Across the whole listing, filter for the string "enter" and copy every line that has it.

[Opening Data for review section]

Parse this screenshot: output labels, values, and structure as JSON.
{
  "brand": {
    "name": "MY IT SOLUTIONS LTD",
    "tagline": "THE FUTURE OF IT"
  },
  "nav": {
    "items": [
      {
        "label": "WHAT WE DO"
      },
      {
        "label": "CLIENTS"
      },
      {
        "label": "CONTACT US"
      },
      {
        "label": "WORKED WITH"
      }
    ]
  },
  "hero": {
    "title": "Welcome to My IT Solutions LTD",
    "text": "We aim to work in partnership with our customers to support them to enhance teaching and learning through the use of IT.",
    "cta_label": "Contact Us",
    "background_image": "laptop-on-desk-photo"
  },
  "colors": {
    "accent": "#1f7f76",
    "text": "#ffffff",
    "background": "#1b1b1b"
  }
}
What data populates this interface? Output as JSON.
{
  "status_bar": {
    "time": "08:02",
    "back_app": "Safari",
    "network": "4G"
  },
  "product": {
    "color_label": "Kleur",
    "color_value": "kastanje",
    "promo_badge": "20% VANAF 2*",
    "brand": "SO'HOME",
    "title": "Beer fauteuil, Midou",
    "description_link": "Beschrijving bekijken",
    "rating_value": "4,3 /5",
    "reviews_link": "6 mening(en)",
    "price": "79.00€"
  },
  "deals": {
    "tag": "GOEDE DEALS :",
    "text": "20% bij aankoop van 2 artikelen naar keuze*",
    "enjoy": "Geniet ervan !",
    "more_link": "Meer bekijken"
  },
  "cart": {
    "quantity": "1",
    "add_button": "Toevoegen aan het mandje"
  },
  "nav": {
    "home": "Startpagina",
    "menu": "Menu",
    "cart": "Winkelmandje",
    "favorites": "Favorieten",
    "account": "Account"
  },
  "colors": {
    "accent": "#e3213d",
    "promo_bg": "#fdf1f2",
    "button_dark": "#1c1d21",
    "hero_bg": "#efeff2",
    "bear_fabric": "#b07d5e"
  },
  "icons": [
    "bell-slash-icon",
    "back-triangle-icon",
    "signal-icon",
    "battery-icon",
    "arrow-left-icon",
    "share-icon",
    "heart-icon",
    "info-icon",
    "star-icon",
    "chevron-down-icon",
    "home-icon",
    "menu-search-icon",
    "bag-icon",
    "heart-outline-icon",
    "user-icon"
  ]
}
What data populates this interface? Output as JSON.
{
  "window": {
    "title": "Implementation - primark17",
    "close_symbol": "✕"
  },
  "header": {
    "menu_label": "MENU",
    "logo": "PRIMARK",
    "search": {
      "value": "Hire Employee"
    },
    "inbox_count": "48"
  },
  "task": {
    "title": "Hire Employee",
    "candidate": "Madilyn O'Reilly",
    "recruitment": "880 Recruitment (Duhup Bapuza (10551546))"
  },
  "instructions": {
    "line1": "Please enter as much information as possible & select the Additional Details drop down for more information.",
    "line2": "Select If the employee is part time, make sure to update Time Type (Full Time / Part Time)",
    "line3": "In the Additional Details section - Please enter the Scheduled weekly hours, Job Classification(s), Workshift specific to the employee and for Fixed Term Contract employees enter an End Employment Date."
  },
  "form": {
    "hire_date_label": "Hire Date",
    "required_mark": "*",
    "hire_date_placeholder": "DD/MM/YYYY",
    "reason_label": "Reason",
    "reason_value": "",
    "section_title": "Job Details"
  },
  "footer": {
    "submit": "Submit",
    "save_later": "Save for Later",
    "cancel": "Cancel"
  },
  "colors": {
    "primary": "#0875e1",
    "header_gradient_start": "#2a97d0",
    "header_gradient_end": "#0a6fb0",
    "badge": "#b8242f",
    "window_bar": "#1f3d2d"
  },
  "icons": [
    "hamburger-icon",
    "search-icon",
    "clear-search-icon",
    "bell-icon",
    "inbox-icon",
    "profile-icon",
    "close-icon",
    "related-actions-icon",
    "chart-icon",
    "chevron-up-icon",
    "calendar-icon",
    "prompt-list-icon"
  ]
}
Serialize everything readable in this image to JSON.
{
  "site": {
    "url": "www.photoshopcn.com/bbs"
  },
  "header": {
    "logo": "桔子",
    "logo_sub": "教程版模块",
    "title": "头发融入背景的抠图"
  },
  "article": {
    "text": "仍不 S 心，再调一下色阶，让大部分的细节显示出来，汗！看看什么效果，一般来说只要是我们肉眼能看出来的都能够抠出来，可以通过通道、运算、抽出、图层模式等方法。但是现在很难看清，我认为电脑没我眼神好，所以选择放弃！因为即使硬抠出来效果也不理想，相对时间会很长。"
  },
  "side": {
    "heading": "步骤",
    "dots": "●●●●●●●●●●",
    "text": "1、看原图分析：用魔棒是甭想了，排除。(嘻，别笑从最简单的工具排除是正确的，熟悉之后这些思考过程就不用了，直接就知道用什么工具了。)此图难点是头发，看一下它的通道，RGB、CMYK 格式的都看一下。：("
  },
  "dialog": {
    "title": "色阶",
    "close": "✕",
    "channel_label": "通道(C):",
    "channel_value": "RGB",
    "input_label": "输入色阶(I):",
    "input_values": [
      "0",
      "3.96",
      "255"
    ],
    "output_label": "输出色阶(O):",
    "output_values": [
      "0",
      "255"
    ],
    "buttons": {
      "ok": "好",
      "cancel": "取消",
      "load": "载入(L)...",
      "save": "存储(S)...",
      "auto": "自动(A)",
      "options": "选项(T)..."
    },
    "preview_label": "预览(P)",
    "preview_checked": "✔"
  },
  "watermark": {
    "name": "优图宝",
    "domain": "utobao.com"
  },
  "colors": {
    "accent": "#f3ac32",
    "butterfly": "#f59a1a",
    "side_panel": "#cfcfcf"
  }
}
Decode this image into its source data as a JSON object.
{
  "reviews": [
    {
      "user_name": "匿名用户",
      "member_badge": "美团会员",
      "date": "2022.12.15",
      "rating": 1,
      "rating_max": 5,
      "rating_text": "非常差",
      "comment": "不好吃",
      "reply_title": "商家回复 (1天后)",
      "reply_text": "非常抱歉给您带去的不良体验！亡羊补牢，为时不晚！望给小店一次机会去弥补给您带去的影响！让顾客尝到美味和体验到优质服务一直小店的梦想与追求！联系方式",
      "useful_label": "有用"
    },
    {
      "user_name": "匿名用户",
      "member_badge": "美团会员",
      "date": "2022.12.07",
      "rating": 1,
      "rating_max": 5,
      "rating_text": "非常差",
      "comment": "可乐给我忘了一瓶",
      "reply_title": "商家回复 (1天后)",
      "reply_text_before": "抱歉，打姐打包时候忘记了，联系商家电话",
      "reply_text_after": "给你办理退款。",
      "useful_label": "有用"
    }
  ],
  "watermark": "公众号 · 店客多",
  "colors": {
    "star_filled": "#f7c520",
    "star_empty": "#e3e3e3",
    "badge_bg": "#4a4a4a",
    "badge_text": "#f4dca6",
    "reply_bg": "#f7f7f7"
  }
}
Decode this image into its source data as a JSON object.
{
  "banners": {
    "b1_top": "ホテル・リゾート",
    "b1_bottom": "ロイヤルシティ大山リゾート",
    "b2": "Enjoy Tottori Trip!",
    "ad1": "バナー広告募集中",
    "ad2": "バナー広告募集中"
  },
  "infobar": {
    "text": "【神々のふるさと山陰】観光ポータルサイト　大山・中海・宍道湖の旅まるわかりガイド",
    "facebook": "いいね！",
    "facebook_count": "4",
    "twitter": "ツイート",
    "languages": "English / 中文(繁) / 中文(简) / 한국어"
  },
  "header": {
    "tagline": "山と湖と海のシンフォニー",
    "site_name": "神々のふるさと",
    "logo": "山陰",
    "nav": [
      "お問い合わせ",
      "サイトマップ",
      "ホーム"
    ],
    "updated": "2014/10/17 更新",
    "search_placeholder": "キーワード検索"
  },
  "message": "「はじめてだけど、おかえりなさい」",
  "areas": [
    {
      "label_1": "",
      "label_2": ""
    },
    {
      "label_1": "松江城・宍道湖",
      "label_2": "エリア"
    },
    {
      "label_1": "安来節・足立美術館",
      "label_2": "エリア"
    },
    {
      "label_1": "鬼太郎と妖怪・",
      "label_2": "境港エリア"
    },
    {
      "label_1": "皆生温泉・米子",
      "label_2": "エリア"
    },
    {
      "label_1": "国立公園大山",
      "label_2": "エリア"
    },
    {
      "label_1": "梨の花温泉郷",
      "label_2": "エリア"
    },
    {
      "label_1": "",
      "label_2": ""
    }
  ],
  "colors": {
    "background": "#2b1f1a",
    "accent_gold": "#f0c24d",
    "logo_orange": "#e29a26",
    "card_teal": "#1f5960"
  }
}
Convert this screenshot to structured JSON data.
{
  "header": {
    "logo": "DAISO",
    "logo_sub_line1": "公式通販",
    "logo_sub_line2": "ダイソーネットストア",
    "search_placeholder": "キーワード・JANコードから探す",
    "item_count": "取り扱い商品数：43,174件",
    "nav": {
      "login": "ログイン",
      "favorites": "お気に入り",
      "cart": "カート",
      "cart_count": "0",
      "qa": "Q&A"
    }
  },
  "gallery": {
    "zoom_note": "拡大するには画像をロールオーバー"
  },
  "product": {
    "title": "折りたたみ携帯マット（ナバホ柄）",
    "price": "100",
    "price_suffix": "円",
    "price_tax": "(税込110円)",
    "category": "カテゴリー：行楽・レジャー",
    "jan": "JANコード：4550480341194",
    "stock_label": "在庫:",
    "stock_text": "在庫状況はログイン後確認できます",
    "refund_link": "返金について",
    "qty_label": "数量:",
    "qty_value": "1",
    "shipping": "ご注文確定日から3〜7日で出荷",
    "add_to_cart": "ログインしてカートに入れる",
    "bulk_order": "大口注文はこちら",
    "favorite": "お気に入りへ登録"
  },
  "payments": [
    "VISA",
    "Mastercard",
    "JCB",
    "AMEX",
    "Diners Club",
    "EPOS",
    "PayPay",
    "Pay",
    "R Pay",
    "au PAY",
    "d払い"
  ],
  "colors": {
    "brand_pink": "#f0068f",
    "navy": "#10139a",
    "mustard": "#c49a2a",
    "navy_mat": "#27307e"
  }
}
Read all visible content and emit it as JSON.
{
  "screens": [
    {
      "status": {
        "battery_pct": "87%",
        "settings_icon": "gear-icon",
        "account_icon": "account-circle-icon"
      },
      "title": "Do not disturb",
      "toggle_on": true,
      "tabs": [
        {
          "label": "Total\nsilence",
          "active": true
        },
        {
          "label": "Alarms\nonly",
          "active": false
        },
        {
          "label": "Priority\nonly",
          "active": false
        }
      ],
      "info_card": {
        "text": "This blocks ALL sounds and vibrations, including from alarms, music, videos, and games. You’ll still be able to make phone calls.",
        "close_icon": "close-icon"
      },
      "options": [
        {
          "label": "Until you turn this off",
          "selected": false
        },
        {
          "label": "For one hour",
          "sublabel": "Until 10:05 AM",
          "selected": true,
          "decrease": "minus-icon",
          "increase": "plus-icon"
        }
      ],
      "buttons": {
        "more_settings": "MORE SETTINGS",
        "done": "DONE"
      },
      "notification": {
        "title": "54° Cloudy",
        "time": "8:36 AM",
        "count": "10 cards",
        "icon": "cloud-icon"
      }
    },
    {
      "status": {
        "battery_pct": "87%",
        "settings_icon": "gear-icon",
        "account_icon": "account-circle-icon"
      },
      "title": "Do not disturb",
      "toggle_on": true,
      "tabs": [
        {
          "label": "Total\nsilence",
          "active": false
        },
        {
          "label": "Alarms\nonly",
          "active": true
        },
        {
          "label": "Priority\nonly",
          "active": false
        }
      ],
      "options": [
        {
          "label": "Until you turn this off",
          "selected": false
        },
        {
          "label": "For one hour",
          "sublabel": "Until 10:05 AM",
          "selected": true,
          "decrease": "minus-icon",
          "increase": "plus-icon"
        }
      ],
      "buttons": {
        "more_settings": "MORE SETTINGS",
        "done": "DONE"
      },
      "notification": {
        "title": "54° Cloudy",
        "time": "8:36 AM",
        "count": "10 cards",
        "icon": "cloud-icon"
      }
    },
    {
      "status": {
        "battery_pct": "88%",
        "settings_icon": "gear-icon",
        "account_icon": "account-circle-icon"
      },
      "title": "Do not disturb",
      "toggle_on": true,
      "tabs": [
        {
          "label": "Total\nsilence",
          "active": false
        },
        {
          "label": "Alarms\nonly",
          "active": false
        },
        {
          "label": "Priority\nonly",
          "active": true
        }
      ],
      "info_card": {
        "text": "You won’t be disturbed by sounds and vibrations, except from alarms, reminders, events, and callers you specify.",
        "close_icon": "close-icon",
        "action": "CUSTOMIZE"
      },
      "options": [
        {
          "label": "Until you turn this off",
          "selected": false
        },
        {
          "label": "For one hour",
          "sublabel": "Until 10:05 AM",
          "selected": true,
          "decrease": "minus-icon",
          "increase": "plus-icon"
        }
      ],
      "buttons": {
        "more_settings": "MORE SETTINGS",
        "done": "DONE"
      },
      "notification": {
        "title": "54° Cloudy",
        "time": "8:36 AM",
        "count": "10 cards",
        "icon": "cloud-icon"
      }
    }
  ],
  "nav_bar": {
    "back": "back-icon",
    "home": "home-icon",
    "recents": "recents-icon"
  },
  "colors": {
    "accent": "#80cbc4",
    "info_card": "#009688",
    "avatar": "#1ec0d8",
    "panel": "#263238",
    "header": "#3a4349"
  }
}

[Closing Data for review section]

*Task output*
    "line1": "Please enter as much information as possible & select the Additional Details drop down for more information.",
    "line3": "In the Additional Details section - Please enter the Scheduled weekly hours, Job Classification(s), Workshift specific to the employee and for Fixed Term Contract employees enter an End Employment Date."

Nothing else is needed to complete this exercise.